Minden Hills council is expected to pass its 2019 budget at its next council meeting following a public meeting and fourth draft on March 28.
The tax levy increase is currently sitting at 6.48 per cent.
“The residential rate, based on the current draft, would increase from $3.54 to $3.65 per 1,000 of assessment,” CAO/treasurer Lorrie Blanchard said in a written report.
She went on to provide a table outlining the municipal (only) tax impact on a residential and commercial property initially assessed at 300,000, which is the approximate mid-point average assessment for residential properties on and off water.
“A mid-range three per cent increase in ‘phased-in’ residential assessment would result in a $64.92 increase in taxes (municipal share only) or approximately $5.41 per month, and a five per cent increase in phased-in residential assessment would result in an $86.81 increase in taxes (municipal share only) or approximately $7.29 per month,” Blanchard said.
For commercial properties, the same formula would see increases of $96.25 ($8.02 per month) or $128.71 ($10.73 per month).
The County of Haliburton rate has been approved in principle and the township is awaiting the education rate.
Staff is further recommending an approximate five per cent increase in water and wastewater rates for 2019.
The tax levy increase dropped slightly from seven per cent during round three budget talks. Blanchard attributed it to $5,000 in building inspection fees that are no longer required, an extra $27,300 in OMPF funding, and more bank interest income and penalties on taxes. Insurance deductible was moved from one account to another (no net change), and $20K of arena heating costs were moved to reserves (no net change).
It was also confirmed the township will borrow $11,890,000 for the arena renewal project over 30 years with loan repayments. This number is exclusive of any available and successful loan applications or fundraising activities.

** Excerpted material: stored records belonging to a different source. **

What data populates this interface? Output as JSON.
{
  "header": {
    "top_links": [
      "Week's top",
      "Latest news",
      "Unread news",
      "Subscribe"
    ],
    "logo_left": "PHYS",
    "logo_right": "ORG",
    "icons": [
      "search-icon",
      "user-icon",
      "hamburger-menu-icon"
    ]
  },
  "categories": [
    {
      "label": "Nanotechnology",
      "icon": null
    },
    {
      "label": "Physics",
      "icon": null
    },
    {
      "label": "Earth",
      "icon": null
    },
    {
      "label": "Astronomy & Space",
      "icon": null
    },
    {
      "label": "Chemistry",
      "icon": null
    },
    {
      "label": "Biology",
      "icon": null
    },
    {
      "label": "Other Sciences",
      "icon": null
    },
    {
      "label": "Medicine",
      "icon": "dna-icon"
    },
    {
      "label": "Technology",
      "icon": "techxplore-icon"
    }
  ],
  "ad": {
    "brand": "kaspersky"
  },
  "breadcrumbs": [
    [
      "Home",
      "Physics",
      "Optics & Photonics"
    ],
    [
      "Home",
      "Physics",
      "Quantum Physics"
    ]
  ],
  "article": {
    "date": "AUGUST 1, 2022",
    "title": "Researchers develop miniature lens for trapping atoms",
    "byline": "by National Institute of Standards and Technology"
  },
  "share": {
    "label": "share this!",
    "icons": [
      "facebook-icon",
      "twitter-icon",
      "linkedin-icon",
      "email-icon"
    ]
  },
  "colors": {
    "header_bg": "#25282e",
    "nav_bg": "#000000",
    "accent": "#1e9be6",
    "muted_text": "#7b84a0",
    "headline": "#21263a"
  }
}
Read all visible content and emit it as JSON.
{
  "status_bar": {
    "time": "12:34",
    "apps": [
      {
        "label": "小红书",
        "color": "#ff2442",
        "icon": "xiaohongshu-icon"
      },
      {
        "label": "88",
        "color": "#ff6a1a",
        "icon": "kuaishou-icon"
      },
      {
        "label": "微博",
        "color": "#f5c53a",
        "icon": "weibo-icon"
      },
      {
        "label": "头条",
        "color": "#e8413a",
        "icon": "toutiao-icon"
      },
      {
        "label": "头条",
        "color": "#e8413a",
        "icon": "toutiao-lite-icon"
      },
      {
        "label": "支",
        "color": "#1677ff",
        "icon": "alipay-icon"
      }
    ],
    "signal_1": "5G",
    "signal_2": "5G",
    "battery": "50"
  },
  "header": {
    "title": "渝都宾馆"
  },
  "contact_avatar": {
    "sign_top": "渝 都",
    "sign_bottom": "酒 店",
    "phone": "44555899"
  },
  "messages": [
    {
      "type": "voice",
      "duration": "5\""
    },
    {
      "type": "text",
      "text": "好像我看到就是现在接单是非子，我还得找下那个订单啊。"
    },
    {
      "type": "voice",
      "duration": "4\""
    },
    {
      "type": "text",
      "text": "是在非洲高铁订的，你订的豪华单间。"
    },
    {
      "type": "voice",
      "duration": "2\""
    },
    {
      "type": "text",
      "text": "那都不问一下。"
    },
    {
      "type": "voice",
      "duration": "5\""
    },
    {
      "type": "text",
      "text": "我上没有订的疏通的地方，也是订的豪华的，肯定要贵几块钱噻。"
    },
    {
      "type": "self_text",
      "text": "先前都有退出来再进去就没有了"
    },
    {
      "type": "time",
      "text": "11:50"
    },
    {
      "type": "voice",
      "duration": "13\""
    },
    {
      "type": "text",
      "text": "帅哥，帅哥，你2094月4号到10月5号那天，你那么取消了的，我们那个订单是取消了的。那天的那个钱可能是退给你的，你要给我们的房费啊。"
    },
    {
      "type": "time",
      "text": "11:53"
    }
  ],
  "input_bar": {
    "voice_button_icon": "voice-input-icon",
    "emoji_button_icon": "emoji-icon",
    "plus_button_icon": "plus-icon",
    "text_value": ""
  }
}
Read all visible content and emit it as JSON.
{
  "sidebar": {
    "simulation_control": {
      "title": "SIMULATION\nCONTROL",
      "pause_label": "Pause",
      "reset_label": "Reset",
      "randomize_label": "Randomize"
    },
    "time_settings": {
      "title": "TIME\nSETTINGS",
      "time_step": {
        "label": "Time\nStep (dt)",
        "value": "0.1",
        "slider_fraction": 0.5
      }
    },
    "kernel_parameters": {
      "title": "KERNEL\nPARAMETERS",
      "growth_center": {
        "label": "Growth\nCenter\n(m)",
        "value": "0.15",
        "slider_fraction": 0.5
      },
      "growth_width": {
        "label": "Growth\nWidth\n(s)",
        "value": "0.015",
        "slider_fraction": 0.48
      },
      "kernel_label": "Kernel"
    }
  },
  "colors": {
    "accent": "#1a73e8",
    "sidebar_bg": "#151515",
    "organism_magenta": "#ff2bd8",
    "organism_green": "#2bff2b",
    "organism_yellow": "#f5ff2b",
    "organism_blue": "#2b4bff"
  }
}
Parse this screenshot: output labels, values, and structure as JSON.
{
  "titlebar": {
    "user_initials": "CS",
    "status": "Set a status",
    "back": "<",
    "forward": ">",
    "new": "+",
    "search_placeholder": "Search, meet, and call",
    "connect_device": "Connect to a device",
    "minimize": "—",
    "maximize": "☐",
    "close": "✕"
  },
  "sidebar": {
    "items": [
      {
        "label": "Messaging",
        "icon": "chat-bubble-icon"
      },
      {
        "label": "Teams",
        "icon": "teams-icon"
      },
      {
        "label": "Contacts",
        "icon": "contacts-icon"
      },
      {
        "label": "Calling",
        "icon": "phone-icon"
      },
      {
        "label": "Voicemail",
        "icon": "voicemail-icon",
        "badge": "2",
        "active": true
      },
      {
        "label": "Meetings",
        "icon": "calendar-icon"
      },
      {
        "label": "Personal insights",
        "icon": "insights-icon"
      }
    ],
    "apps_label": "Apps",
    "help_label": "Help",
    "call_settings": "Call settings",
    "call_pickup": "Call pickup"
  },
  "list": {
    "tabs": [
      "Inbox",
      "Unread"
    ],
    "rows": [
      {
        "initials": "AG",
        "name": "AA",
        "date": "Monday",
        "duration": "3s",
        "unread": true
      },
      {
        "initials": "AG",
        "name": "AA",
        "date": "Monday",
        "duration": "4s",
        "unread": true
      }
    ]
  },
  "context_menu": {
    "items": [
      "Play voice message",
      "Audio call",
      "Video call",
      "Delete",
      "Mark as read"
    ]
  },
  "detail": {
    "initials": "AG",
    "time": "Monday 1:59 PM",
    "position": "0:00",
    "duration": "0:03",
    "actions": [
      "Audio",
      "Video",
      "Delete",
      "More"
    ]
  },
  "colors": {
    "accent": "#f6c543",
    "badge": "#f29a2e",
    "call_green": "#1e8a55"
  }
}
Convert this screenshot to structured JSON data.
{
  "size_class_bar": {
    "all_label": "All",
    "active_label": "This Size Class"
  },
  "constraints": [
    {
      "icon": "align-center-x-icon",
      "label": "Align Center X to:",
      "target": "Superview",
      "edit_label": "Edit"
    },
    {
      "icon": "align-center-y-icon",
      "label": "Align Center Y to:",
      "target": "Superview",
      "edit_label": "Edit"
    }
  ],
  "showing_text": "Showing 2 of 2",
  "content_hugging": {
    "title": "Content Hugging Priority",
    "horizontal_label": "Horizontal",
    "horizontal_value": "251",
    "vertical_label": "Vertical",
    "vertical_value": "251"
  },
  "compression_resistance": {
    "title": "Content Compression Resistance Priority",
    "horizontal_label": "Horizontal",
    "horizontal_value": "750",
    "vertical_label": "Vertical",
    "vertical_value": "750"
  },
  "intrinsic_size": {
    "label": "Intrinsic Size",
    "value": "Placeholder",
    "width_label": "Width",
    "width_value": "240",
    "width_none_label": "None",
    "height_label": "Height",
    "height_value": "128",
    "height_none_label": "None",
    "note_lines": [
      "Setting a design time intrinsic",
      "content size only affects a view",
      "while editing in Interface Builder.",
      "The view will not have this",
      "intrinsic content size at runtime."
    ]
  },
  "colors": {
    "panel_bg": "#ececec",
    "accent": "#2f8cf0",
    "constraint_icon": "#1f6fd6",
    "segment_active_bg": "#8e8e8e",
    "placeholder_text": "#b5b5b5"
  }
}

The current draft budget also includes a 7.61 per cent increase in wages and a 10.77 per cent increase in benefits versus the 2018 budget estimates.
Blanchard noted that landfill costs represent a large increase in costs, up 36 per cent, or $247,410. She said money will be spent on hazardous waste removal, seagull remediation, grading and cover bulldozing-related expenditures; the transportation of recyclable material, bin movements, and cardboard processing; contractual wage rate changes related to landfill attendants and transportation of non-recyclable material; shed and miscellaneous equipment rentals.
“You can see our primary focus is landfills, economic development and programs and the arena project,” Blanchard added of the overall 2019 budget.
Coun. Bob Carter stressed that while the levy is going up 6.48 per cent, the tax rate is only increasing by 3.02 per cent.
Coun. Pam Sayne said the public has been asking her about the state of Sunnybrook bridge repairs, potholes and boat launches. The Sunnybook bridge project has been shelved for this year, but there is talk of putting it in for the new Investing in Canada Infrastructure Program (ICIP).
As for potholes, roads director Travel Wilson assured Sayne they are in the budget as part of regular maintenance.
Director of community services Make Coleman said his department is currently doing an inventory of boat launches and will bring a report back to council later this year.